▶ TASK MATERIAL

--- START ---

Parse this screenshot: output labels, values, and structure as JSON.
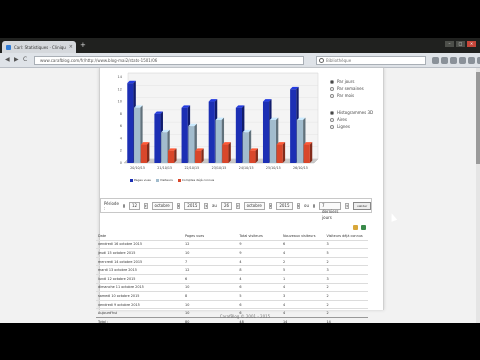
{
  "browser": {
    "tab_title": "Carl: Statistiques · Clinique",
    "url": "www.carafblog.com/fr/http://www.blog-mai2/stats-1501/06",
    "search_placeholder": "Bibliothèque",
    "back_label": "◀",
    "forward_label": "▶",
    "reload_label": "C",
    "minimize_label": "–",
    "maximize_label": "□",
    "close_label": "✕",
    "new_tab_label": "+",
    "tab_close_label": "×"
  },
  "chart_data": {
    "type": "bar",
    "categories": [
      "20/10/15",
      "21/10/15",
      "22/10/15",
      "23/10/15",
      "24/10/15",
      "25/10/15",
      "26/10/15"
    ],
    "series": [
      {
        "name": "Pages vues",
        "values": [
          13,
          8,
          9,
          10,
          9,
          10,
          12
        ],
        "color": "#1c2fb4"
      },
      {
        "name": "Visiteurs",
        "values": [
          9,
          5,
          6,
          7,
          5,
          7,
          7
        ],
        "color": "#a2bccd"
      },
      {
        "name": "Comptes déjà connus",
        "values": [
          3,
          2,
          2,
          3,
          2,
          3,
          3
        ],
        "color": "#d9472b"
      }
    ],
    "ylim": [
      0,
      14
    ],
    "yticks": [
      0,
      2,
      4,
      6,
      8,
      10,
      12,
      14
    ],
    "legend_position": "bottom",
    "grid": true
  },
  "chart_options": {
    "grouping": [
      {
        "label": "Par jours",
        "checked": true
      },
      {
        "label": "Par semaines",
        "checked": false
      },
      {
        "label": "Par mois",
        "checked": false
      }
    ],
    "display": [
      {
        "label": "Histogrammes 3D",
        "checked": true
      },
      {
        "label": "Aires",
        "checked": false
      },
      {
        "label": "Lignes",
        "checked": false
      }
    ]
  },
  "period": {
    "label": "Période :",
    "from_day": "12",
    "from_month": "octobre",
    "from_year": "2015",
    "to_label": "au",
    "to_day": "26",
    "to_month": "octobre",
    "to_year": "2015",
    "or_label": "ou",
    "last_days": "7 derniers jours",
    "go_label": "valider"
  },
  "stats_table": {
    "headers": [
      "Date",
      "Pages vues",
      "Total visiteurs",
      "Nouveaux visiteurs",
      "Visiteurs déjà connus"
    ],
    "rows": [
      [
        "vendredi 16 octobre 2015",
        "12",
        "9",
        "6",
        "3"
      ],
      [
        "jeudi 15 octobre 2015",
        "10",
        "9",
        "4",
        "5"
      ],
      [
        "mercredi 14 octobre 2015",
        "7",
        "4",
        "2",
        "2"
      ],
      [
        "mardi 13 octobre 2015",
        "12",
        "8",
        "5",
        "3"
      ],
      [
        "lundi 12 octobre 2015",
        "6",
        "4",
        "1",
        "3"
      ],
      [
        "dimanche 11 octobre 2015",
        "10",
        "6",
        "4",
        "2"
      ],
      [
        "samedi 10 octobre 2015",
        "8",
        "5",
        "3",
        "2"
      ],
      [
        "vendredi 9 octobre 2015",
        "10",
        "6",
        "4",
        "2"
      ],
      [
        "Aujourd'hui",
        "10",
        "6",
        "4",
        "2"
      ]
    ],
    "total": [
      "Total :",
      "80",
      "48",
      "14",
      "14"
    ]
  },
  "footer": "CarafBlog © 2001 - 2015"
}
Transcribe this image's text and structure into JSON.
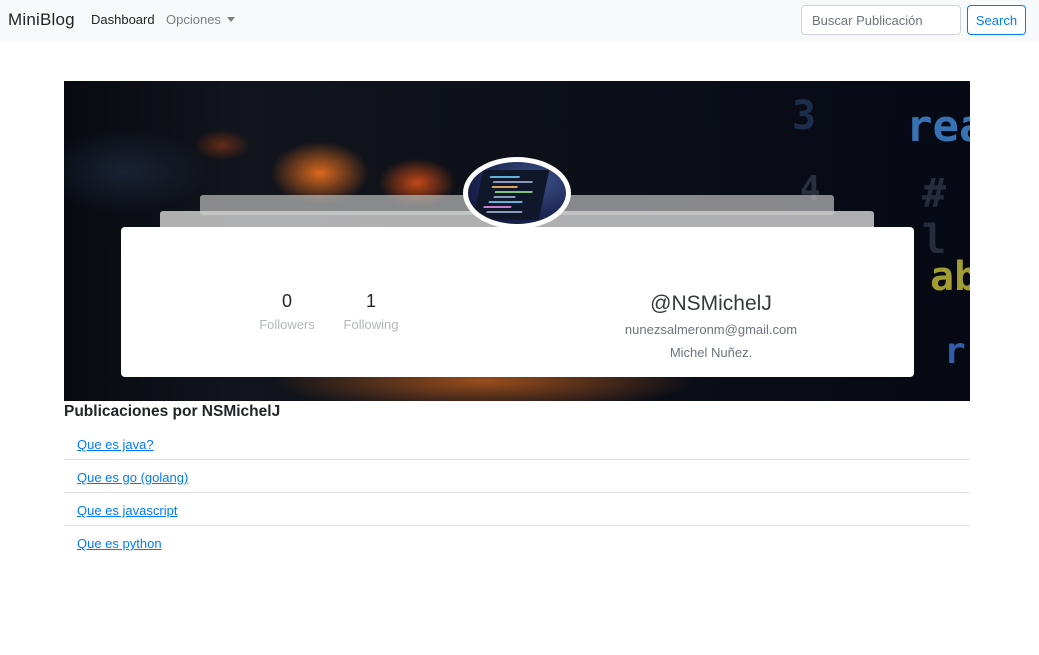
{
  "navbar": {
    "brand": "MiniBlog",
    "dashboard": "Dashboard",
    "options": "Opciones",
    "search_placeholder": "Buscar Publicación",
    "search_button": "Search"
  },
  "profile": {
    "followers_count": "0",
    "followers_label": "Followers",
    "following_count": "1",
    "following_label": "Following",
    "handle": "@NSMichelJ",
    "email": "nunezsalmeronm@gmail.com",
    "name": "Michel Nuñez."
  },
  "posts": {
    "title": "Publicaciones por NSMichelJ",
    "items": [
      "Que es java?",
      "Que es go (golang)",
      "Que es javascript",
      "Que es python"
    ]
  },
  "colors": {
    "navbar_bg": "#f8f9fa",
    "link": "#007bff",
    "muted": "#6c757d"
  }
}
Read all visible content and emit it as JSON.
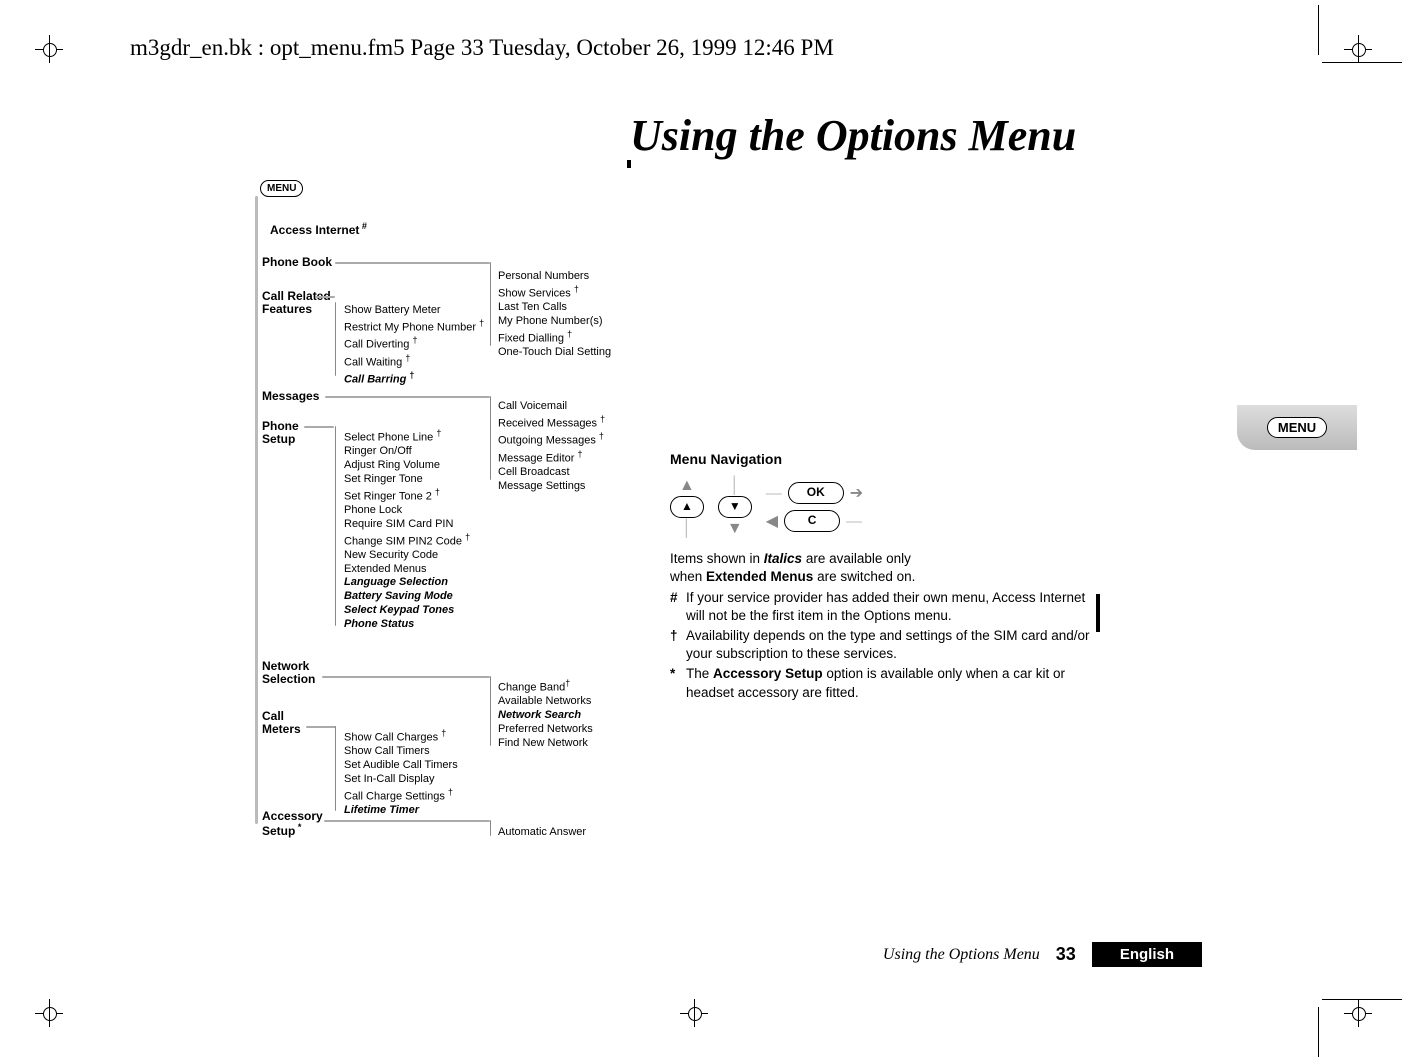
{
  "header": "m3gdr_en.bk : opt_menu.fm5  Page 33  Tuesday, October 26, 1999  12:46 PM",
  "title": "Using the Options Menu",
  "tab_label": "MENU",
  "footer": {
    "title": "Using the Options Menu",
    "page": "33",
    "language": "English"
  },
  "tree": {
    "root_label": "MENU",
    "items": [
      "Access Internet",
      "Phone Book",
      "Call Related\nFeatures",
      "Messages",
      "Phone\nSetup",
      "Network\nSelection",
      "Call\nMeters",
      "Accessory\nSetup"
    ],
    "hash_on": "Access Internet",
    "star_on": "Accessory Setup",
    "phonebook_sub": [
      "Personal Numbers",
      {
        "label": "Show Services",
        "dag": true
      },
      "Last Ten Calls",
      "My Phone Number(s)",
      {
        "label": "Fixed Dialling",
        "dag": true
      },
      "One-Touch Dial Setting"
    ],
    "callrelated_sub": [
      "Show Battery Meter",
      {
        "label": "Restrict My Phone Number",
        "dag": true
      },
      {
        "label": "Call Diverting",
        "dag": true
      },
      {
        "label": "Call Waiting",
        "dag": true
      },
      {
        "label": "Call Barring",
        "dag": true,
        "ital": true
      }
    ],
    "messages_sub": [
      "Call Voicemail",
      {
        "label": "Received Messages",
        "dag": true
      },
      {
        "label": "Outgoing Messages",
        "dag": true
      },
      {
        "label": "Message Editor",
        "dag": true
      },
      "Cell Broadcast",
      "Message Settings"
    ],
    "phonesetup_sub": [
      {
        "label": "Select Phone Line",
        "dag": true
      },
      "Ringer On/Off",
      "Adjust Ring Volume",
      "Set Ringer Tone",
      {
        "label": "Set Ringer Tone 2",
        "dag": true
      },
      "Phone Lock",
      "Require SIM Card PIN",
      {
        "label": "Change SIM PIN2 Code",
        "dag": true
      },
      "New Security Code",
      "Extended Menus",
      {
        "label": "Language Selection",
        "ital": true
      },
      {
        "label": "Battery Saving Mode",
        "ital": true
      },
      {
        "label": "Select Keypad Tones",
        "ital": true
      },
      {
        "label": "Phone Status",
        "ital": true
      }
    ],
    "network_sub": [
      {
        "label": "Change Band",
        "dag": true
      },
      "Available Networks",
      {
        "label": "Network Search",
        "ital": true
      },
      "Preferred Networks",
      "Find New Network"
    ],
    "callmeters_sub": [
      {
        "label": "Show Call Charges",
        "dag": true
      },
      "Show Call Timers",
      "Set Audible Call Timers",
      "Set In-Call Display",
      {
        "label": "Call Charge Settings",
        "dag": true
      },
      {
        "label": "Lifetime Timer",
        "ital": true
      }
    ],
    "accessory_sub": [
      "Automatic Answer"
    ]
  },
  "right": {
    "heading": "Menu Navigation",
    "buttons": {
      "ok": "OK",
      "c": "C",
      "up": "▲",
      "down": "▼"
    },
    "intro_line1_pre": "Items shown in ",
    "intro_line1_em": "Italics",
    "intro_line1_post": " are available only",
    "intro_line2_pre": "when ",
    "intro_line2_b": "Extended Menus",
    "intro_line2_post": " are switched on.",
    "notes": [
      {
        "mark": "#",
        "text": "If your service provider has added their own menu, Access Internet will not be the first item in the Options menu."
      },
      {
        "mark": "†",
        "text": "Availability depends on the type and settings of the SIM card and/or your subscription to these services."
      },
      {
        "mark": "*",
        "text_pre": "The ",
        "text_b": "Accessory Setup",
        "text_post": " option is available only when a car kit or headset accessory are fitted."
      }
    ]
  }
}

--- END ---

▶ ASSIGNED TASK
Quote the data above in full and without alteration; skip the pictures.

▶ EXERCISE RESULT
Parse this screenshot: output labels, values, and structure as JSON.
{
  "browser": {
    "tab_title": "Carl: Statistiques · Clinique",
    "url": "www.carafblog.com/fr/http://www.blog-mai2/stats-1501/06",
    "search_placeholder": "Bibliothèque",
    "back_label": "◀",
    "forward_label": "▶",
    "reload_label": "C",
    "minimize_label": "–",
    "maximize_label": "□",
    "close_label": "✕",
    "new_tab_label": "+",
    "tab_close_label": "×"
  },
  "chart_data": {
    "type": "bar",
    "categories": [
      "20/10/15",
      "21/10/15",
      "22/10/15",
      "23/10/15",
      "24/10/15",
      "25/10/15",
      "26/10/15"
    ],
    "series": [
      {
        "name": "Pages vues",
        "values": [
          13,
          8,
          9,
          10,
          9,
          10,
          12
        ],
        "color": "#1c2fb4"
      },
      {
        "name": "Visiteurs",
        "values": [
          9,
          5,
          6,
          7,
          5,
          7,
          7
        ],
        "color": "#a2bccd"
      },
      {
        "name": "Comptes déjà connus",
        "values": [
          3,
          2,
          2,
          3,
          2,
          3,
          3
        ],
        "color": "#d9472b"
      }
    ],
    "ylim": [
      0,
      14
    ],
    "yticks": [
      0,
      2,
      4,
      6,
      8,
      10,
      12,
      14
    ],
    "legend_position": "bottom",
    "grid": true
  },
  "chart_options": {
    "grouping": [
      {
        "label": "Par jours",
        "checked": true
      },
      {
        "label": "Par semaines",
        "checked": false
      },
      {
        "label": "Par mois",
        "checked": false
      }
    ],
    "display": [
      {
        "label": "Histogrammes 3D",
        "checked": true
      },
      {
        "label": "Aires",
        "checked": false
      },
      {
        "label": "Lignes",
        "checked": false
      }
    ]
  },
  "period": {
    "label": "Période :",
    "from_day": "12",
    "from_month": "octobre",
    "from_year": "2015",
    "to_label": "au",
    "to_day": "26",
    "to_month": "octobre",
    "to_year": "2015",
    "or_label": "ou",
    "last_days": "7 derniers jours",
    "go_label": "valider"
  },
  "stats_table": {
    "headers": [
      "Date",
      "Pages vues",
      "Total visiteurs",
      "Nouveaux visiteurs",
      "Visiteurs déjà connus"
    ],
    "rows": [
      [
        "vendredi 16 octobre 2015",
        "12",
        "9",
        "6",
        "3"
      ],
      [
        "jeudi 15 octobre 2015",
        "10",
        "9",
        "4",
        "5"
      ],
      [
        "mercredi 14 octobre 2015",
        "7",
        "4",
        "2",
        "2"
      ],
      [
        "mardi 13 octobre 2015",
        "12",
        "8",
        "5",
        "3"
      ],
      [
        "lundi 12 octobre 2015",
        "6",
        "4",
        "1",
        "3"
      ],
      [
        "dimanche 11 octobre 2015",
        "10",
        "6",
        "4",
        "2"
      ],
      [
        "samedi 10 octobre 2015",
        "8",
        "5",
        "3",
        "2"
      ],
      [
        "vendredi 9 octobre 2015",
        "10",
        "6",
        "4",
        "2"
      ],
      [
        "Aujourd'hui",
        "10",
        "6",
        "4",
        "2"
      ]
    ],
    "total": [
      "Total :",
      "80",
      "48",
      "14",
      "14"
    ]
  },
  "footer": "CarafBlog © 2001 - 2015"
}
Transcribe this image's text and structure into JSON.
{
  "navbar": {
    "brand": "MiniBlog",
    "dashboard": "Dashboard",
    "options": "Opciones",
    "search_placeholder": "Buscar Publicación",
    "search_button": "Search"
  },
  "profile": {
    "followers_count": "0",
    "followers_label": "Followers",
    "following_count": "1",
    "following_label": "Following",
    "handle": "@NSMichelJ",
    "email": "nunezsalmeronm@gmail.com",
    "name": "Michel Nuñez."
  },
  "posts": {
    "title": "Publicaciones por NSMichelJ",
    "items": [
      "Que es java?",
      "Que es go (golang)",
      "Que es javascript",
      "Que es python"
    ]
  },
  "colors": {
    "navbar_bg": "#f8f9fa",
    "link": "#007bff",
    "muted": "#6c757d"
  }
}
Read all visible content and emit it as JSON.
{
  "header": "m3gdr_en.bk : opt_menu.fm5  Page 33  Tuesday, October 26, 1999  12:46 PM",
  "title": "Using the Options Menu",
  "tab_label": "MENU",
  "footer": {
    "title": "Using the Options Menu",
    "page": "33",
    "language": "English"
  },
  "tree": {
    "root_label": "MENU",
    "items": [
      "Access Internet",
      "Phone Book",
      "Call Related\nFeatures",
      "Messages",
      "Phone\nSetup",
      "Network\nSelection",
      "Call\nMeters",
      "Accessory\nSetup"
    ],
    "hash_on": "Access Internet",
    "star_on": "Accessory Setup",
    "phonebook_sub": [
      "Personal Numbers",
      {
        "label": "Show Services",
        "dag": true
      },
      "Last Ten Calls",
      "My Phone Number(s)",
      {
        "label": "Fixed Dialling",
        "dag": true
      },
      "One-Touch Dial Setting"
    ],
    "callrelated_sub": [
      "Show Battery Meter",
      {
        "label": "Restrict My Phone Number",
        "dag": true
      },
      {
        "label": "Call Diverting",
        "dag": true
      },
      {
        "label": "Call Waiting",
        "dag": true
      },
      {
        "label": "Call Barring",
        "dag": true,
        "ital": true
      }
    ],
    "messages_sub": [
      "Call Voicemail",
      {
        "label": "Received Messages",
        "dag": true
      },
      {
        "label": "Outgoing Messages",
        "dag": true
      },
      {
        "label": "Message Editor",
        "dag": true
      },
      "Cell Broadcast",
      "Message Settings"
    ],
    "phonesetup_sub": [
      {
        "label": "Select Phone Line",
        "dag": true
      },
      "Ringer On/Off",
      "Adjust Ring Volume",
      "Set Ringer Tone",
      {
        "label": "Set Ringer Tone 2",
        "dag": true
      },
      "Phone Lock",
      "Require SIM Card PIN",
      {
        "label": "Change SIM PIN2 Code",
        "dag": true
      },
      "New Security Code",
      "Extended Menus",
      {
        "label": "Language Selection",
        "ital": true
      },
      {
        "label": "Battery Saving Mode",
        "ital": true
      },
      {
        "label": "Select Keypad Tones",
        "ital": true
      },
      {
        "label": "Phone Status",
        "ital": true
      }
    ],
    "network_sub": [
      {
        "label": "Change Band",
        "dag": true
      },
      "Available Networks",
      {
        "label": "Network Search",
        "ital": true
      },
      "Preferred Networks",
      "Find New Network"
    ],
    "callmeters_sub": [
      {
        "label": "Show Call Charges",
        "dag": true
      },
      "Show Call Timers",
      "Set Audible Call Timers",
      "Set In-Call Display",
      {
        "label": "Call Charge Settings",
        "dag": true
      },
      {
        "label": "Lifetime Timer",
        "ital": true
      }
    ],
    "accessory_sub": [
      "Automatic Answer"
    ]
  },
  "right": {
    "heading": "Menu Navigation",
    "buttons": {
      "ok": "OK",
      "c": "C",
      "up": "▲",
      "down": "▼"
    },
    "intro_line1_pre": "Items shown in ",
    "intro_line1_em": "Italics",
    "intro_line1_post": " are available only",
    "intro_line2_pre": "when ",
    "intro_line2_b": "Extended Menus",
    "intro_line2_post": " are switched on.",
    "notes": [
      {
        "mark": "#",
        "text": "If your service provider has added their own menu, Access Internet will not be the first item in the Options menu."
      },
      {
        "mark": "†",
        "text": "Availability depends on the type and settings of the SIM card and/or your subscription to these services."
      },
      {
        "mark": "*",
        "text_pre": "The ",
        "text_b": "Accessory Setup",
        "text_post": " option is available only when a car kit or headset accessory are fitted."
      }
    ]
  }
}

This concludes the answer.